It’s been more than a week since I last posted. I’ve been getting ready for my trip out to visit my family in California, and the day has arrived! I will be gone today through the 20th of May.
For over a week now I have resumed most of my daily activities of running a house to include the grocery shopping, cooking, laundry and upkeep, even though I am still anemic. They checked my blood levels last week and my white cell counts are normal, so not as susceptible to infection, but the red cell count is still low, causing anemia. I was also catching up on all the back-ordered jewelry orders that had stacked up and then I put my shop on vacation mode – I plan to resume after June 1st. That has taken a lot of pressure off of me and freed up some time.

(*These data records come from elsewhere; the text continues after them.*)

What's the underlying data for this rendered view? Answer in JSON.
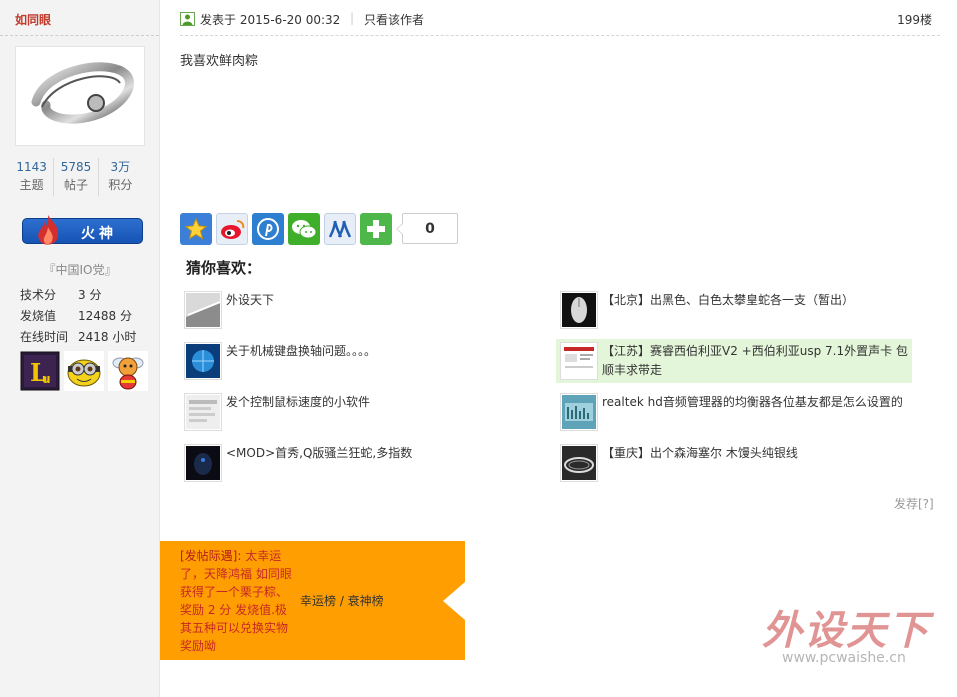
{
  "author": {
    "username": "如同眼",
    "stats": [
      {
        "value": "1143",
        "label": "主题"
      },
      {
        "value": "5785",
        "label": "帖子"
      },
      {
        "value": "3万",
        "label": "积分"
      }
    ],
    "rank": "火神",
    "group": "『中国IO党』",
    "info": [
      {
        "key": "技术分",
        "value": "3 分"
      },
      {
        "key": "发烧值",
        "value": "12488 分"
      },
      {
        "key": "在线时间",
        "value": "2418 小时"
      }
    ]
  },
  "post": {
    "time": "发表于 2015-6-20 00:32",
    "only_author": "只看该作者",
    "floor": "199楼",
    "body": "我喜欢鲜肉粽"
  },
  "share": {
    "count": "0",
    "icons": [
      "favorite-star-icon",
      "weibo-icon",
      "pinterest-icon",
      "wechat-icon",
      "renren-icon",
      "plus-icon"
    ]
  },
  "guess": {
    "title": "猜你喜欢：",
    "items": [
      {
        "text": "外设天下"
      },
      {
        "text": "【北京】出黑色、白色太攀皇蛇各一支（暂出）"
      },
      {
        "text": "关于机械键盘换轴问题。。。。"
      },
      {
        "text": "【江苏】赛睿西伯利亚V2 +西伯利亚usp 7.1外置声卡 包顺丰求带走"
      },
      {
        "text": "发个控制鼠标速度的小软件"
      },
      {
        "text": "realtek hd音频管理器的均衡器各位基友都是怎么设置的"
      },
      {
        "text": "<MOD>首秀,Q版骚兰狂蛇,多指数"
      },
      {
        "text": "【重庆】出个森海塞尔 木馒头纯银线"
      }
    ],
    "recommend": "发荐[?]"
  },
  "luck": {
    "tag": "[发帖际遇]:",
    "text": " 太幸运了，天降鸿福 如同眼获得了一个栗子粽、奖励 2 分 发烧值.极其五种可以兑换实物奖励呦",
    "links": "幸运榜 / 衰神榜"
  },
  "watermark": {
    "title": "外设天下",
    "url": "www.pcwaishe.cn"
  },
  "colors": {
    "luck_bg": "#ff9e00",
    "highlight": "#e4f6d9",
    "username": "#c0392b"
  }
}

I began my “maintenence” Herceptin dose infusions last week, three times the levels I had been receiving, since they are every 3 weeks now instead of every week. Tomorrow is the first Wednesday since New Years that I have not had to be at the hospital! That, in itself, feels amazing! The only side effect I have noticed is one my doctor warned me of, and that is a constant drippy nose accompanied by scabs lining the nostrils. Hopefully those will subside with time as my body adjusts and I get back some nose hairs. I don’t go anywhere without my Kleenex!
My oncologist denied my request for a manicure, since one of the nails started lifting from the finger and was oozing. The bleeding under the nails has continued, but I went ahead and painted over them for my trip since they look pretty ugly. I just can’t have the soaking and cuticle treatment that a typical manicure includes. I am keeping them short so they don’t get caught and then pull right off – they are tender and still a little numb.
I shaved my legs for the first time in 6 months too! California is HOT already and shorts and skirts mean no covering up the stubble that is beginning to return. 🙂 Hair is starting to fill in the bald spots on my head, though just grayish colored (ugh) chickadee “fuzz” right now. I am still sporting a wig when I leave the house, and a scarf or bandanna while staying at home. I don’t think there will be much swimming pool or beach activity for me this summer!
I signed on to be a “chemo-angel” to a cancer patient just beginning her chemo treatments….a source of encouragement to someone else and a real place to help me begin recovery as I reach out to another woman affected by breast cancer. Channeling my time and energies into helping others will help me from holding my own pity party now that I am going through the post chemo “fall out”. Nobody warned me of the feelings I would have as I begin to process the emotional after effects of treatment. And in some respects I feel like I am still IN treatment until the new year, as I go once or twice a month to the chemo room for infusions. A ‘new normal’, they call it. All I can say is I just want my ‘old’ normal back, and that is a loss I must grieve over time. I appreciate your prayers to that end.
‘Til next week!